A. We hope that the House will partner with us, but in the end, we’re moving ahead. L.A. is a city-state. If we were a nation, we’d be the 17th largest economy in the world.
We’re looking at extending Measure R. Right now, it’s a 30-year, $40 billion program. If we extend it indefinitely, it will allow us to bond [the accelerated transit work]. You probably saw that when [Chinese] Vice President Xi Jinping was in town, we sat down with a Chinese investment corporation to explore public-private partnerships.
Q. What does it say about where we are, nationally, that you are going to China to find help with your transportation initiative because you may get no help from Washington?
A. For 60 years, since the national highway system was created by President Eisenhower, every Congress and every president has seen transportation and infrastructure as a bipartisan issue. The fact that we can’t get the House to support a bill that the Senate approved by a vote of 74 to 22, the fact that they [House GOP leaders] wanted to eliminate funding for public transit, is an example of just how extreme the House is, and how partisan this issue has become.
Q. You’ve set some very ambitious goals in terms of bicycling infrastructure as well, but there have been complaints that work is not progressing fast enough.

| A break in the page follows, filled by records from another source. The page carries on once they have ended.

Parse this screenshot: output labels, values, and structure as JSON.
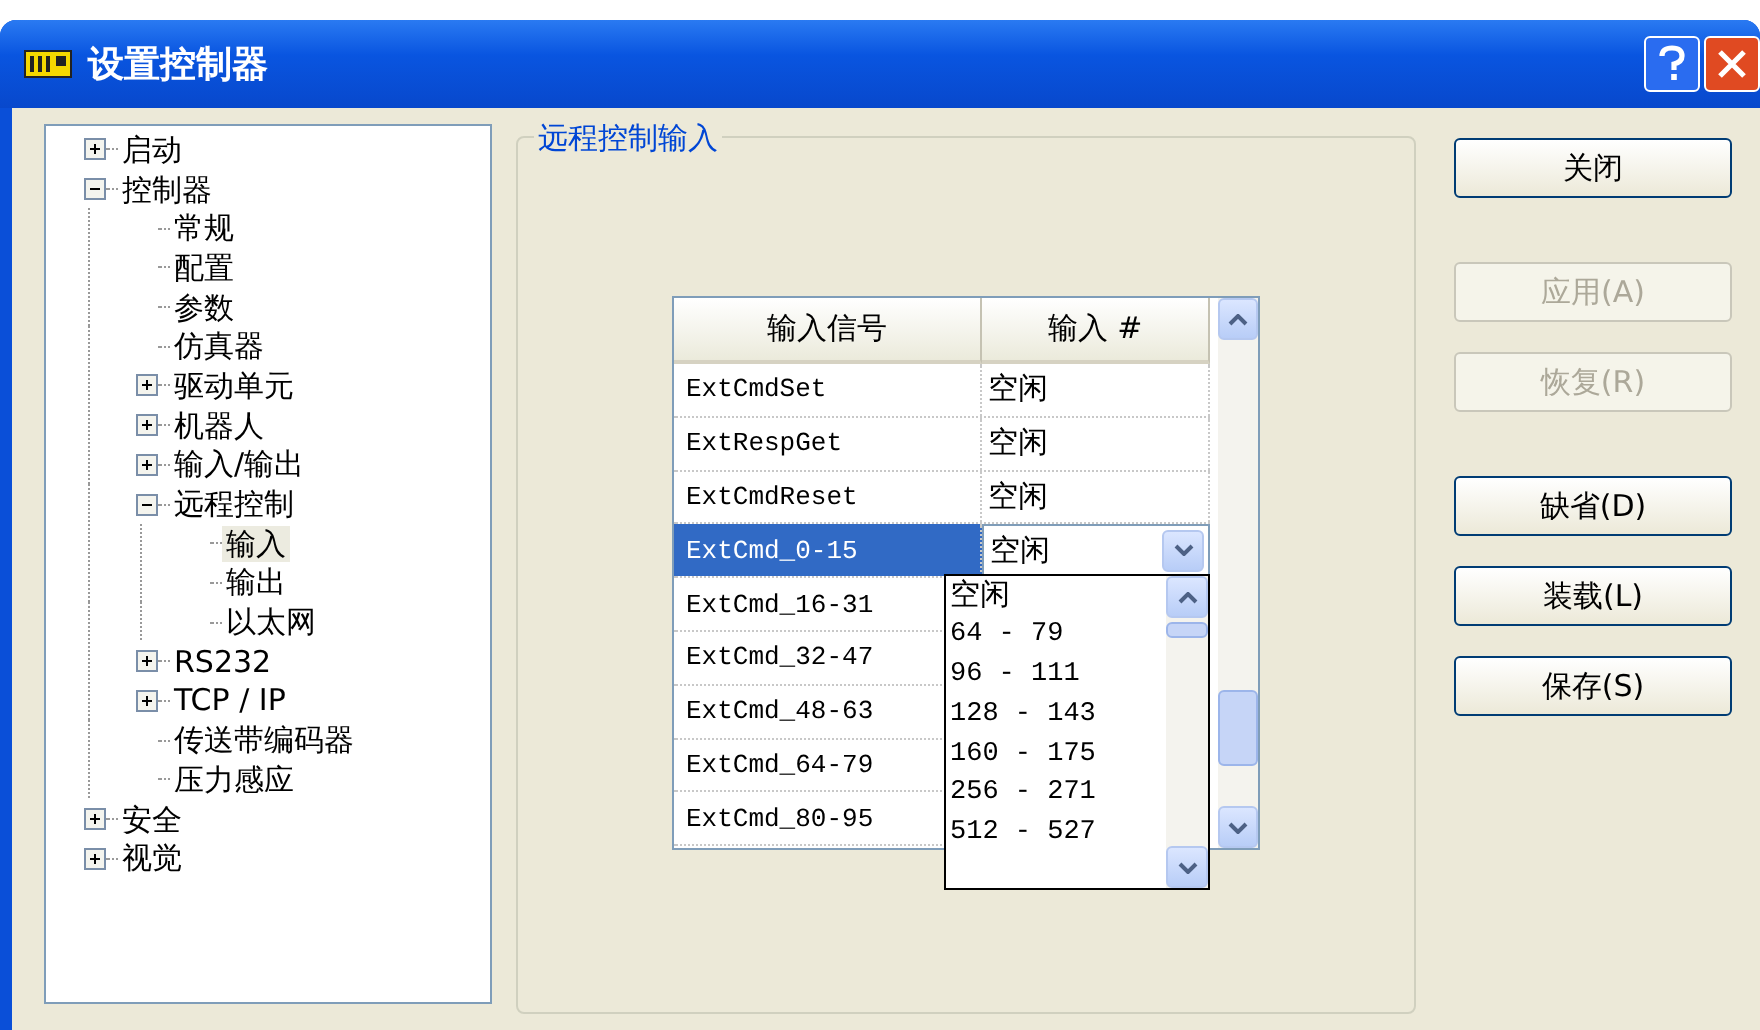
{
  "window": {
    "title": "设置控制器"
  },
  "tree": [
    {
      "label": "启动",
      "expanded": false,
      "selected": false
    },
    {
      "label": "控制器",
      "expanded": true,
      "selected": false,
      "children": [
        {
          "label": "常规",
          "selected": false
        },
        {
          "label": "配置",
          "selected": false
        },
        {
          "label": "参数",
          "selected": false
        },
        {
          "label": "仿真器",
          "selected": false
        },
        {
          "label": "驱动单元",
          "expanded": false,
          "selected": false
        },
        {
          "label": "机器人",
          "expanded": false,
          "selected": false
        },
        {
          "label": "输入/输出",
          "expanded": false,
          "selected": false
        },
        {
          "label": "远程控制",
          "expanded": true,
          "selected": false,
          "children": [
            {
              "label": "输入",
              "selected": true
            },
            {
              "label": "输出",
              "selected": false
            },
            {
              "label": "以太网",
              "selected": false
            }
          ]
        },
        {
          "label": "RS232",
          "expanded": false,
          "selected": false
        },
        {
          "label": "TCP / IP",
          "expanded": false,
          "selected": false
        },
        {
          "label": "传送带编码器",
          "selected": false
        },
        {
          "label": "压力感应",
          "selected": false
        }
      ]
    },
    {
      "label": "安全",
      "expanded": false,
      "selected": false
    },
    {
      "label": "视觉",
      "expanded": false,
      "selected": false
    }
  ],
  "group": {
    "title": "远程控制输入"
  },
  "table": {
    "columns": [
      "输入信号",
      "输入 #"
    ],
    "rows": [
      {
        "signal": "ExtCmdSet",
        "value": "空闲",
        "selected": false
      },
      {
        "signal": "ExtRespGet",
        "value": "空闲",
        "selected": false
      },
      {
        "signal": "ExtCmdReset",
        "value": "空闲",
        "selected": false
      },
      {
        "signal": "ExtCmd_0-15",
        "value": "空闲",
        "selected": true
      },
      {
        "signal": "ExtCmd_16-31",
        "selected": false
      },
      {
        "signal": "ExtCmd_32-47",
        "selected": false
      },
      {
        "signal": "ExtCmd_48-63",
        "selected": false
      },
      {
        "signal": "ExtCmd_64-79",
        "selected": false
      },
      {
        "signal": "ExtCmd_80-95",
        "selected": false
      }
    ]
  },
  "dropdown": {
    "options": [
      "空闲",
      "64 - 79",
      "96 - 111",
      "128 - 143",
      "160 - 175",
      "256 - 271",
      "512 - 527"
    ]
  },
  "buttons": [
    {
      "label": "关闭",
      "disabled": false
    },
    {
      "label": "应用(A)",
      "disabled": true
    },
    {
      "label": "恢复(R)",
      "disabled": true
    },
    {
      "label": "缺省(D)",
      "disabled": false
    },
    {
      "label": "装载(L)",
      "disabled": false
    },
    {
      "label": "保存(S)",
      "disabled": false
    }
  ]
}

A. Here’s what’s happening: We’ve got CEQA [the California Environmental Quality Act] to deal with. We get sued. We’re asking for some CEQA relief for bike lanes. I mean, come on, you ask for full environmental review for bike lanes? You see the same kind of things when you get hit for killing birds with wind turbines.

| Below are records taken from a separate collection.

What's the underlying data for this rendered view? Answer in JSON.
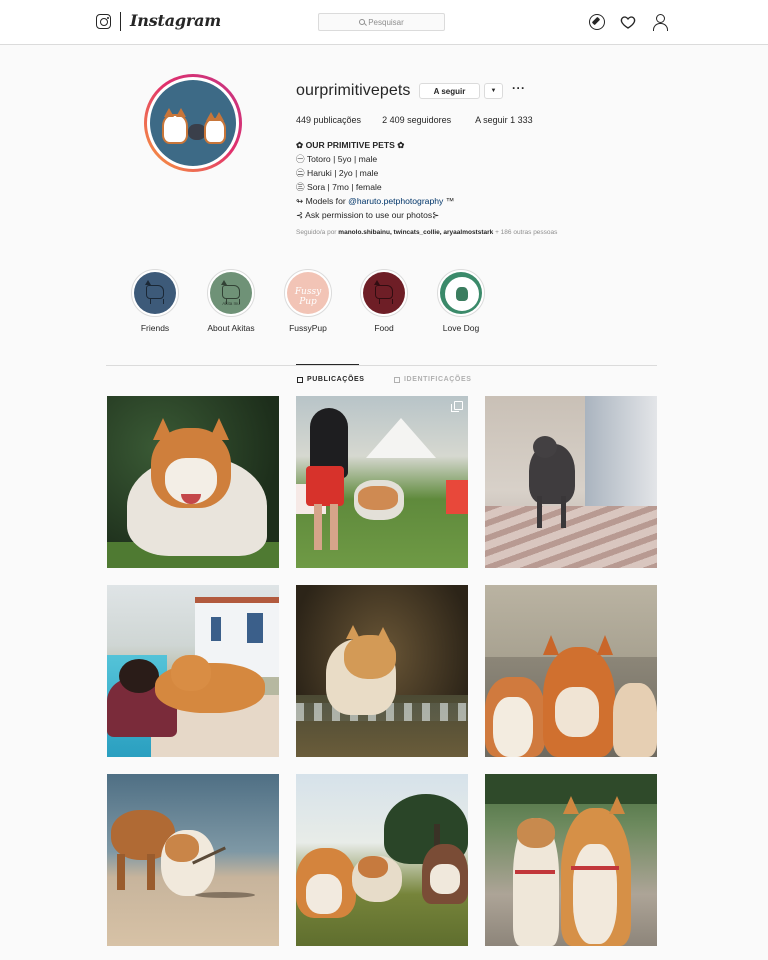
{
  "nav": {
    "brand": "Instagram",
    "search_placeholder": "Pesquisar",
    "icons": [
      "instagram-camera-icon",
      "compass-icon",
      "heart-icon",
      "user-icon"
    ]
  },
  "profile": {
    "username": "ourprimitivepets",
    "follow_label": "A seguir",
    "dropdown_glyph": "▼",
    "more_glyph": "···",
    "stats": {
      "posts": "449 publicações",
      "followers": "2 409 seguidores",
      "following": "A seguir 1 333"
    },
    "bio": {
      "name": "✿ OUR PRIMITIVE PETS ✿",
      "line1": "㊀ Totoro | 5yo | male",
      "line2": "㊁ Haruki | 2yo | male",
      "line3": "㊂ Sora | 7mo | female",
      "models_prefix": "↬ Models for ",
      "models_link": "@haruto.petphotography",
      "models_suffix": " ™",
      "line5": "⊰ Ask permission to use our photos⊱"
    },
    "followed_prefix": "Seguido/a por ",
    "followed_names": "manolo.shibainu, twincats_collie, aryaalmoststark",
    "followed_suffix": " + 186 outras pessoas"
  },
  "highlights": [
    {
      "label": "Friends",
      "color": "#3d5a79"
    },
    {
      "label": "About Akitas",
      "color": "#6f9277",
      "small": "Akita Inu"
    },
    {
      "label": "FussyPup",
      "color": "#f2c4b6",
      "script": "Fussy Pup"
    },
    {
      "label": "Food",
      "color": "#6e1e26"
    },
    {
      "label": "Love Dog",
      "color": "#3b8a6a"
    }
  ],
  "tabs": {
    "posts": "PUBLICAÇÕES",
    "tagged": "IDENTIFICAÇÕES"
  },
  "posts": [
    {
      "desc": "akita-portrait"
    },
    {
      "desc": "dog-show-handler"
    },
    {
      "desc": "grey-cat-walking"
    },
    {
      "desc": "woman-with-shiba-pool"
    },
    {
      "desc": "akita-in-water"
    },
    {
      "desc": "three-shibas"
    },
    {
      "desc": "dogs-at-beach-stick"
    },
    {
      "desc": "three-dogs-grass"
    },
    {
      "desc": "two-akitas-standing"
    }
  ]
}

We’re going to hit the 40-mile standard this year — 40 miles [of new bikeways] a year — that’s four times what we used to do. But it has been tough. Homeowners groups have opposed it. Business groups have opposed it. It’s not just restriping lanes, my friend.
Q. You’ve said yourself that L.A. is a city that is built around the automobile.

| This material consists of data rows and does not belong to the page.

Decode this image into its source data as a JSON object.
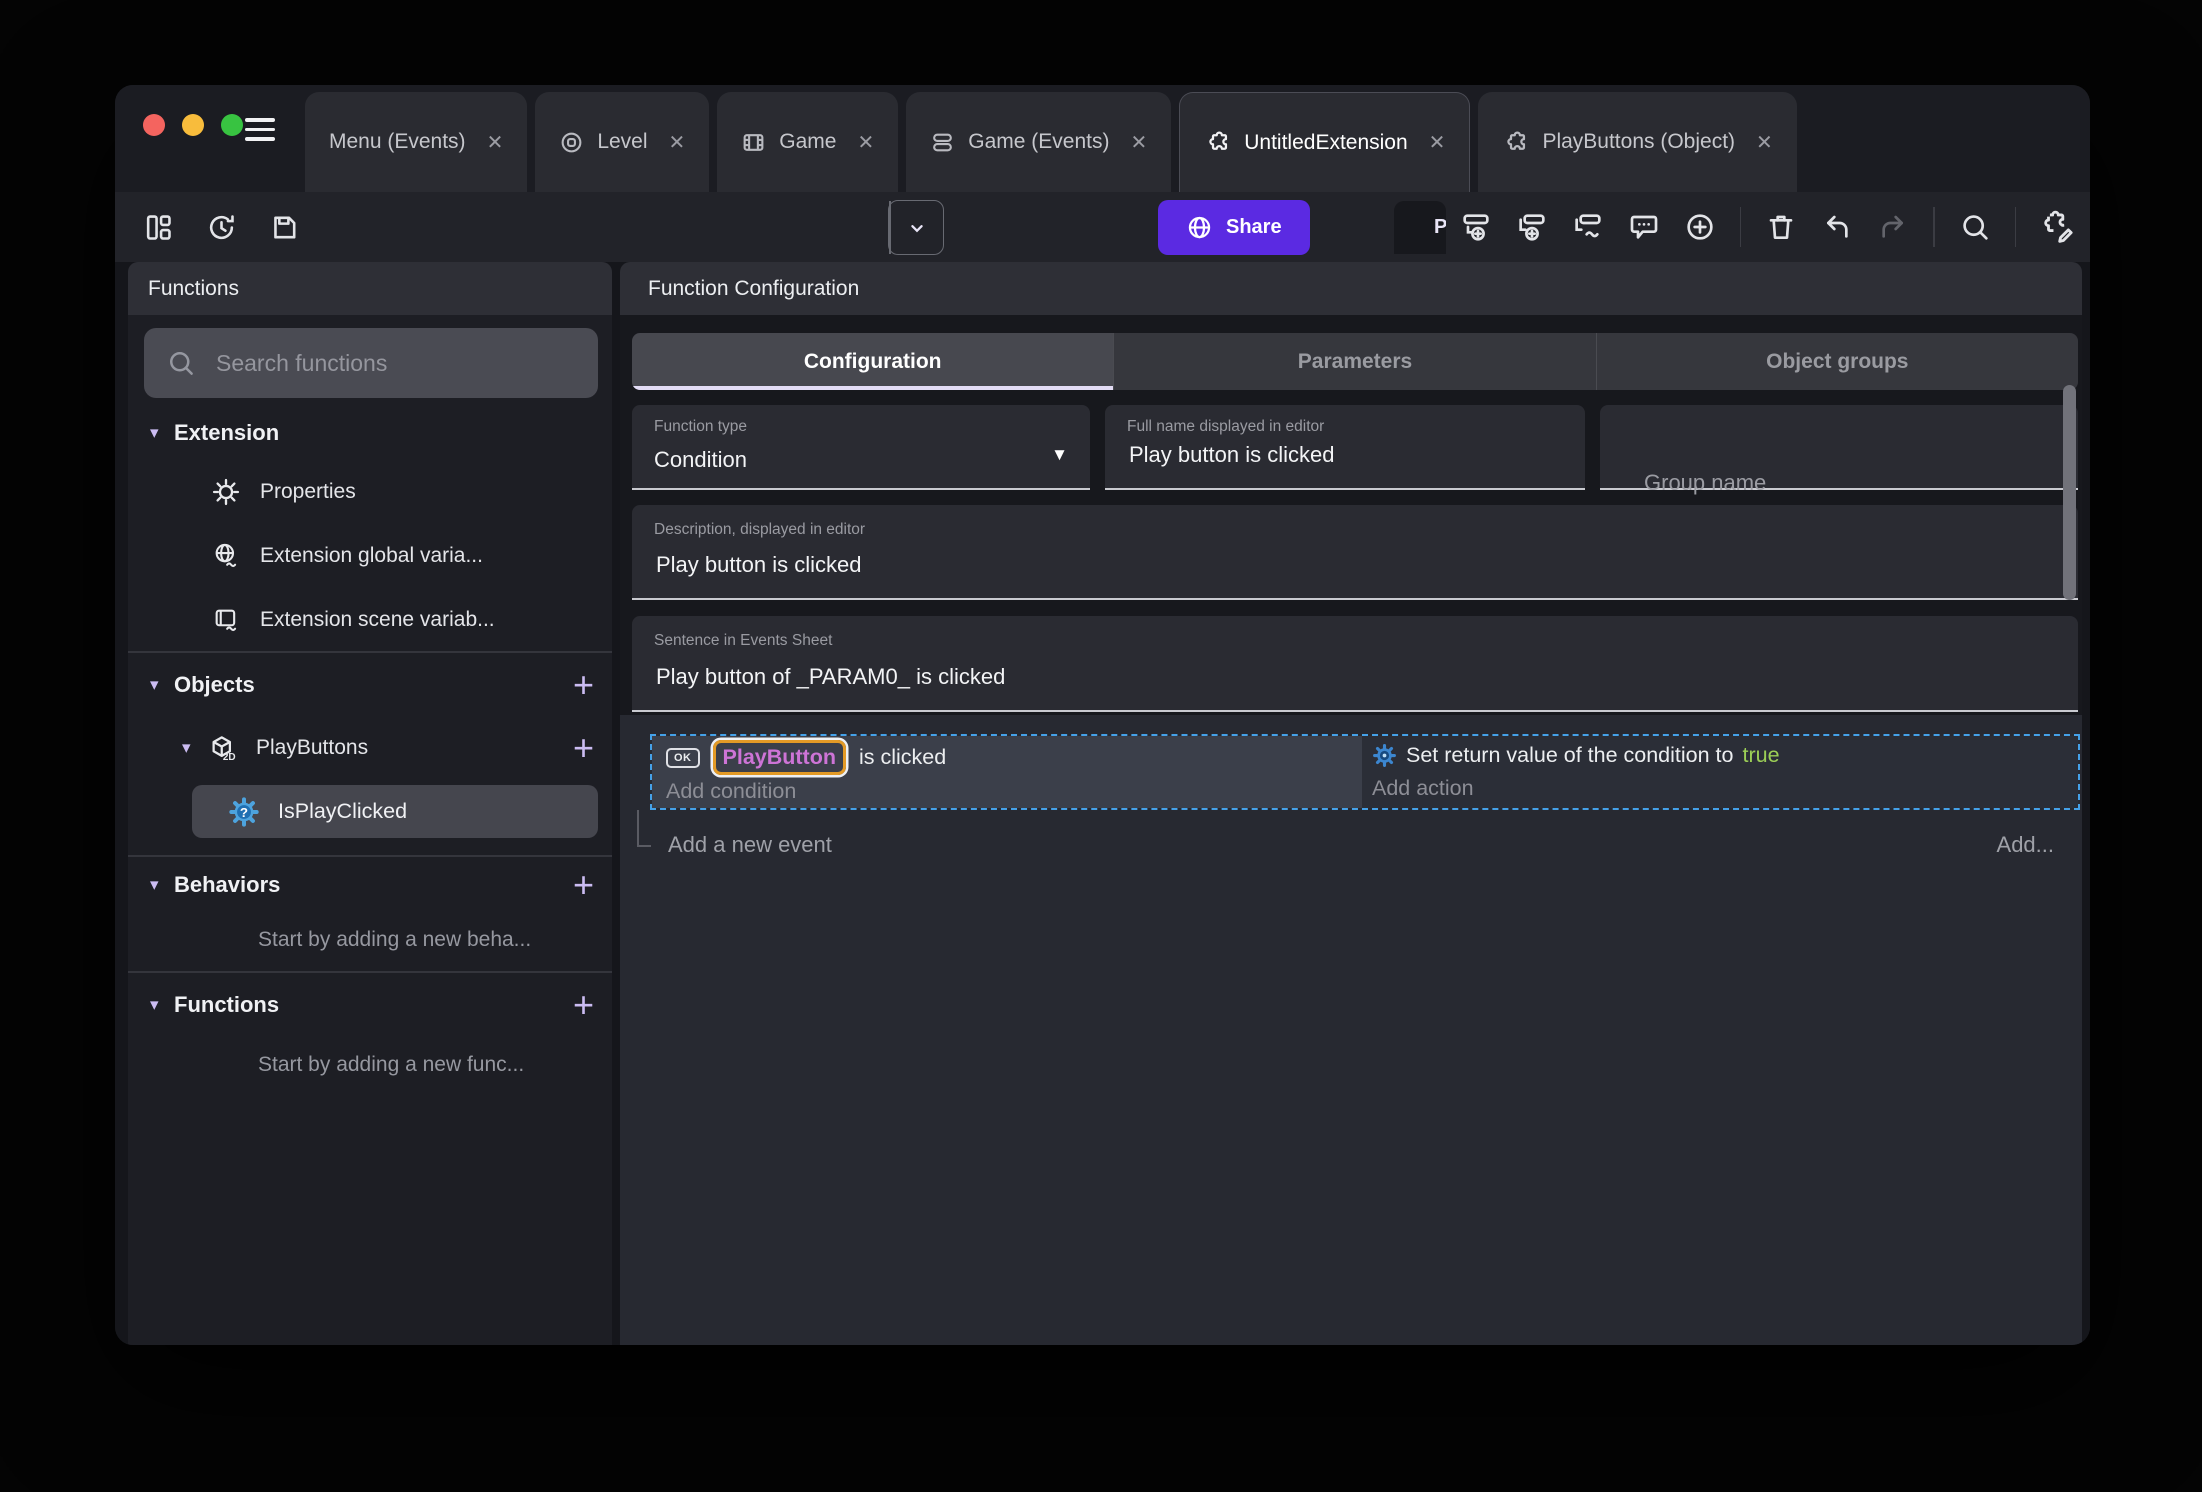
{
  "window": {
    "tabs": [
      {
        "label": "Menu (Events)",
        "close": "✕"
      },
      {
        "label": "Level",
        "icon": "level-icon",
        "close": "✕"
      },
      {
        "label": "Game",
        "icon": "game-icon",
        "close": "✕"
      },
      {
        "label": "Game (Events)",
        "icon": "events-sheet-icon",
        "close": "✕"
      },
      {
        "label": "UntitledExtension",
        "icon": "extension-icon",
        "close": "✕",
        "active": true
      },
      {
        "label": "PlayButtons (Object)",
        "icon": "extension-icon",
        "close": "✕"
      }
    ]
  },
  "toolbar": {
    "left_icons": [
      "layout-icon",
      "history-icon",
      "save-icon"
    ],
    "preview_label": "Preview",
    "share_label": "Share",
    "right_icons": [
      "add-sub-event-icon",
      "add-event-icon",
      "add-wave-event-icon",
      "comment-icon",
      "add-circle-icon",
      "trash-icon",
      "undo-icon",
      "redo-icon",
      "search-icon",
      "edit-extension-icon"
    ]
  },
  "sidebar": {
    "title": "Functions",
    "search_placeholder": "Search functions",
    "extension_section": {
      "label": "Extension",
      "items": [
        {
          "label": "Properties",
          "icon": "gear-icon"
        },
        {
          "label": "Extension global varia...",
          "icon": "globe-variable-icon"
        },
        {
          "label": "Extension scene variab...",
          "icon": "scene-variable-icon"
        }
      ]
    },
    "objects_section": {
      "label": "Objects",
      "add_label": "+",
      "object": {
        "label": "PlayButtons",
        "icon": "cube-2d-icon",
        "add_label": "+",
        "selected_child": {
          "label": "IsPlayClicked",
          "icon": "function-gear-icon"
        }
      }
    },
    "behaviors_section": {
      "label": "Behaviors",
      "add_label": "+",
      "empty_text": "Start by adding a new beha..."
    },
    "functions_section": {
      "label": "Functions",
      "add_label": "+",
      "empty_text": "Start by adding a new func..."
    }
  },
  "main": {
    "title": "Function Configuration",
    "tabs": [
      {
        "label": "Configuration",
        "active": true
      },
      {
        "label": "Parameters",
        "active": false
      },
      {
        "label": "Object groups",
        "active": false
      }
    ],
    "fields": {
      "function_type": {
        "label": "Function type",
        "value": "Condition"
      },
      "full_name": {
        "label": "Full name displayed in editor",
        "value": "Play button is clicked"
      },
      "group_name": {
        "placeholder": "Group name"
      },
      "description": {
        "label": "Description, displayed in editor",
        "value": "Play button is clicked"
      },
      "sentence": {
        "label": "Sentence in Events Sheet",
        "value": "Play button of _PARAM0_ is clicked"
      }
    },
    "events_sheet": {
      "condition": {
        "badge": "OK",
        "object_name": "PlayButton",
        "suffix": "is clicked",
        "add_label": "Add condition"
      },
      "action": {
        "prefix": "Set return value of the condition to",
        "value": "true",
        "add_label": "Add action"
      },
      "add_event_label": "Add a new event",
      "add_button_label": "Add..."
    }
  },
  "colors": {
    "share_purple": "#5b2ae2",
    "selection_blue": "#45a1e8",
    "object_purple": "#cd74d6",
    "object_highlight_orange": "#e39a26",
    "boolean_true_green": "#9ccf56"
  }
}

A. This is a city known for its addiction to the single passenger automobile. It’s a cultural thing.
Still, we have one of the most successful ciclovías in the United States — CicLAvia. We had 100,000 people come out for the first one [in October 2010]. This last one had at least double that number of people. I mean, there were people everywhere. I’ve ridden my bike at every one of them. We had my buddy Lance Armstrong at one.
But you know what you saw with Carmageddon, or Carmaheaven [when a 10-mile stretch of L.A. freeway was shut down for repairs last July]? People are yearning for a day without the automobile. They’re just dying to get on their bike, their skates, or whatever, because we’re so addicted to our automobiles.
Q. What should President Obama and the international community be doing to support environmental initiatives at the city level?
A. When I went to Copenhagen [for the U.N. climate negotiations] in 2009, what was crystal clear to the mayors of the city-states — London, New York, Mexico City, L.A., Paris — was that as the national leaders were outdoing each other to see who could do the least, we were outdoing each other to see who could do the most. I’m looking for the global cities to take the lead in innovation, technology, and sustainability, as they have in all else.
The city-states — Paris, Rome, Singapore — we’re not waiting. We didn’t wait for them [national governments] to sign the Kyoto Protocol. Now there are more than 1,000 mayors who have signed on to Kyoto — this, at a time when national governments are retrenching on the issue of climate change.
Grist special projects editor Greg Hanscom has been editor of the award-winning environmental magazine High Country News and the Baltimore-based city mag, Urbanite. This piece was originally published at Grist.